◆ **WORK TASK**: Below are the entries; count the lines in them that contain the word "text" and give only the number.

Start of SOURCE DATA

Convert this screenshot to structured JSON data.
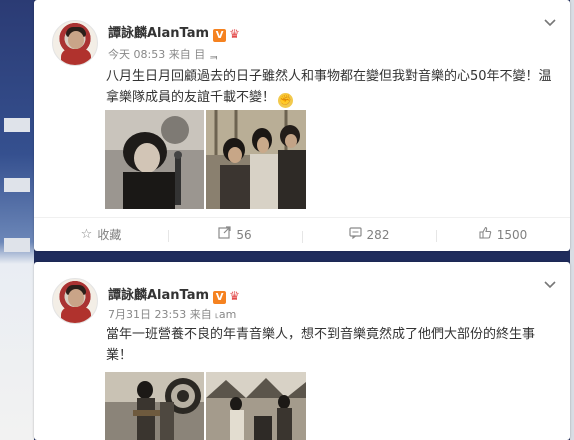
{
  "posts": [
    {
      "author": "譚詠麟AlanTam",
      "verified_badge": "V",
      "crown": "♛",
      "meta": "今天 08:53 来自 ⽬ ᆿ",
      "text": "八月生日月回顧過去的日子雖然人和事物都在變但我對音樂的心50年不變！温拿樂隊成員的友誼千載不變！",
      "emoji": "💪",
      "actions": {
        "favorite": "收藏",
        "repost": "56",
        "comment": "282",
        "like": "1500"
      }
    },
    {
      "author": "譚詠麟AlanTam",
      "verified_badge": "V",
      "crown": "♛",
      "meta": "7月31日 23:53 来自 ˪am",
      "text": "當年一班營養不良的年青音樂人，想不到音樂竟然成了他們大部份的終生事業！"
    }
  ],
  "icons": {
    "chevron": "chevron-down-icon",
    "favorite": "star-icon",
    "repost": "share-icon",
    "comment": "comment-icon",
    "like": "thumbs-up-icon"
  },
  "colors": {
    "background": "#1f2c5c",
    "card": "#ffffff",
    "badge": "#f58220",
    "text": "#333333",
    "meta": "#888888"
  }
}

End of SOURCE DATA

◆ **ANSWER SECTION**: 3